There are mothers at the UN working to influence proposed policy that diminishes families and motherhood. This is my statement to those UN policy makers – let them hear from the mothers they seek to replace.
A societal movement to diminish motherhood has been in the propaganda mills of elite central planners for generations. This is spelled out in new policy being considered at the UN, and calls for “measures to recognize, reduce and redistribute women’s [and girls’] disproportionate [burden] of unpaid care of care and domestic work…”
Apparently, the propaganda has culminated to this bold moment of honesty, or, the central planners have decided they can wait no longer to win you over with spin. Bottom line: the State wants your children. For over a century, the most forward thinking elitists have prepared for victory on this point: a well-ordered State can raise a child to serve the State better than its parents can.
The State is right. If the end of raising a child is to see it serve the collective well, then the incubator of cradle to career oversight is perfect. Devoid of any real nurturing, the State can raise serfs to its service much more efficiently when love, nurturing, and family loyalty are removed.
But, if the world still wants thinkers, innovators, and people with a sense of humanity, they still need homes with mothers and fathers. Children still need to see adult human beings – appropriately sacrificing for them – to know that this is the surest way to have a life of purpose and joy.
The elitists have made a fatal mistake: they say “burden” like it’s a bad thing.
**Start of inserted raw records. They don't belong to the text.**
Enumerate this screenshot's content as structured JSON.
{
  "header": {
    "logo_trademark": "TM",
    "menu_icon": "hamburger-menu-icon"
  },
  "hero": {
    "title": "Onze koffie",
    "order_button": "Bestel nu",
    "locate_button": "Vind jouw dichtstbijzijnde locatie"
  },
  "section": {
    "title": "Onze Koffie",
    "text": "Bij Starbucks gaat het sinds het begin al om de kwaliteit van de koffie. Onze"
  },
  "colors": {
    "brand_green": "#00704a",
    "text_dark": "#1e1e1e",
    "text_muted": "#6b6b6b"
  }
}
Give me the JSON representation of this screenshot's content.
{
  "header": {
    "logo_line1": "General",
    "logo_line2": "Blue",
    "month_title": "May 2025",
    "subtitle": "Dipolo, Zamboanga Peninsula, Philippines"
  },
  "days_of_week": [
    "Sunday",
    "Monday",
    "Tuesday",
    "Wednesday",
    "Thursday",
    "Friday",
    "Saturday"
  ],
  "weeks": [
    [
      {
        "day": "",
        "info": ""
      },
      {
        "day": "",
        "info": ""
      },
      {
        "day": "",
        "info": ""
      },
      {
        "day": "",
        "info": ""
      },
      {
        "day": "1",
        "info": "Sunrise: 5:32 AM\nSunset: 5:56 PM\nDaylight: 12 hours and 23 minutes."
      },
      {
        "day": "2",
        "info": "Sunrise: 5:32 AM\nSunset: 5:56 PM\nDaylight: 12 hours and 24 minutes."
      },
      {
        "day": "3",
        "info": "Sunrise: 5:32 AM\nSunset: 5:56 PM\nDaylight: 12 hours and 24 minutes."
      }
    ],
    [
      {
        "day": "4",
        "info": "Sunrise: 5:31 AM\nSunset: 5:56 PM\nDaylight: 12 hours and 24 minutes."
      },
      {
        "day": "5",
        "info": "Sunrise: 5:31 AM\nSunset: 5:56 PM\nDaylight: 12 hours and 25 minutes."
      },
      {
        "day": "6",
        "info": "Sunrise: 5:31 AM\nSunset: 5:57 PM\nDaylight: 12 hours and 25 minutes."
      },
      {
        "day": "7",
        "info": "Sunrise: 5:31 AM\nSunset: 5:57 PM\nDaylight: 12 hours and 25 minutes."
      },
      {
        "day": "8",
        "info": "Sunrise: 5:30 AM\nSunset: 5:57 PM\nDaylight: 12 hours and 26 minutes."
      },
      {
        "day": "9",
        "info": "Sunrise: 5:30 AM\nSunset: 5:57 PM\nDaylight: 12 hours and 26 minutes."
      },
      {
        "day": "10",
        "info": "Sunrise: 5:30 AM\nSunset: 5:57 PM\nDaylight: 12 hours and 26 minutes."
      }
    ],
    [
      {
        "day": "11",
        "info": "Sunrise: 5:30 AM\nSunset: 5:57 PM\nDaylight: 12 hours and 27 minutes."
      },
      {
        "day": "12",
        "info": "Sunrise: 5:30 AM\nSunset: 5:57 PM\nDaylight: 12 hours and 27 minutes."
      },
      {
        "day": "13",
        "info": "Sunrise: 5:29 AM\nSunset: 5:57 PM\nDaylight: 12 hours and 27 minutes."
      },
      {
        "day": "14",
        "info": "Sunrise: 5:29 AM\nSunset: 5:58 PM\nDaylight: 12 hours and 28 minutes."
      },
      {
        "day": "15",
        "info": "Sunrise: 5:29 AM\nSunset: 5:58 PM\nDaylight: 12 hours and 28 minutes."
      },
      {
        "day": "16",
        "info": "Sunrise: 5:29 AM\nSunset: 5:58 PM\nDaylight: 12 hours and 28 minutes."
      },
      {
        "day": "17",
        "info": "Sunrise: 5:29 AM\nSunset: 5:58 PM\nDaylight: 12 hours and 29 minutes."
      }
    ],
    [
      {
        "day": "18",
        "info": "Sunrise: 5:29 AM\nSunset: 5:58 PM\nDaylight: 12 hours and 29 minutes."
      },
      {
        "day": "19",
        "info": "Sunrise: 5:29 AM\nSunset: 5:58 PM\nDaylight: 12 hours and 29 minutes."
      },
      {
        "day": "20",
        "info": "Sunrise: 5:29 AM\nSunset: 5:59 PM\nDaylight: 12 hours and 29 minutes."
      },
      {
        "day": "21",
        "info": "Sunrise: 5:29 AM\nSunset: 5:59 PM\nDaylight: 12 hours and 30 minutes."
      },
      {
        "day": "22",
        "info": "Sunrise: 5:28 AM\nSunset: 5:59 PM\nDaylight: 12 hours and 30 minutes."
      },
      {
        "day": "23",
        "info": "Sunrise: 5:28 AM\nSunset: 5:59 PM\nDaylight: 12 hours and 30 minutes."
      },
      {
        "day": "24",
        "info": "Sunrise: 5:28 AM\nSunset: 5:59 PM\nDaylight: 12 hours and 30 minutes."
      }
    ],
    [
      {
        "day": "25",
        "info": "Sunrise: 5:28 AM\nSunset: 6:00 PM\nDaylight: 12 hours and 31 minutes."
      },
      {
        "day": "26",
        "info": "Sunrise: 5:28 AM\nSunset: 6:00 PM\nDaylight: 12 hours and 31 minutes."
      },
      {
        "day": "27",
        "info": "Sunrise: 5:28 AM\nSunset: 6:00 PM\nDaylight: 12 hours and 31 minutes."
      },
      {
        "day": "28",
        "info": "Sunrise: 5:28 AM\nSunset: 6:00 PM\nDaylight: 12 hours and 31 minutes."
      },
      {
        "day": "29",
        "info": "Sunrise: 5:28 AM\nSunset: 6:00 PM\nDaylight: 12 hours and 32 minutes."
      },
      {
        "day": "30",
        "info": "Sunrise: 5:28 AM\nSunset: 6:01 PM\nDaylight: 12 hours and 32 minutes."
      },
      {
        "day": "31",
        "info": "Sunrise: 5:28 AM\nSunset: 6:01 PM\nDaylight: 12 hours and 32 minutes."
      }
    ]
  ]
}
C.S. Lewis once said that homemaking was the ultimate career that made all other careers possible. Policy crafters and influencers forget something as they deride and dismiss motherhood and family life: once upon a time, someone took on the burden of raising…them.
Burden indeed. What a glorious burden to be given: the charge of shaping the heart and mind of another human being – one that exists because you loved another human being.
It’s a glorious burden to lose your figure, your sleep, your mind – so you can bring another human being into the world, sit up with her when she has croup, help him get his science fair project finished, and teach him to ride a bicycle. It’s a glorious burden to lose all dignity as you leave your house in sweats that have spit up on them because you’re out of milk, and wear last year’s dress to a piano recital – your stomach in complete knots as if you were the one performing. It’s a glorious burden to read a seventh bed-time story to your children, the words slurring into near-drunken incoherence, as you are the only one who gets sleepy in this night-time ritual nearly as sacred as the family prayer.
It’s a glorious burden to be given a necklace made of macaroni, a sloppy kiss that smears spaghetti sauce on your cheek, and a tiny wad of a love note that says, “I love you, Mom – you are the BIST!” It’s a glorious burden to wander, sleepless, through a darkened house, stopping at the beds of each of your sleeping children, pouring out wept prayers of gratitude and pleading that God will watch over them when you can’t.
Here is what the elitists don’t know, or have forgotten, so far removed from such realities as humanity can be: the very thing that makes motherhood glorious is the fact that it is a burden – a back-breaking, mind-wracking, heart-stretching, soul-forging burden. It’s a glorious burden because it turns us into better, higher human beings for having taken it on.
Every human on this planet started life with a mother and a father. Not everyone takes to parenthood, and tragically, there are still too many children who don’t have the love and sanctifying sacrifice of present parents. But through the millennia, there is no alternative way of raising children that can hold a candle to it. To buy the lie that this is a burden that should be “recognized, reduced, and redistributed” is absurd and dangerous. The glorious burden of motherhood is most definitely to be recognized – as the highest thing a woman can choose to do with her life. Motherhood should be recognized, but it should be reverenced – and protected – for the endangered species that the central planners are trying to make of it.
In spite of the spin, this is the cold hard reality: in spite of the imperfect execution, there are still more parents, around the globe, that freely choose to take on parenting, because it is a glorious burden worth shouldering. Civilization depends on it.
by Laureen Simper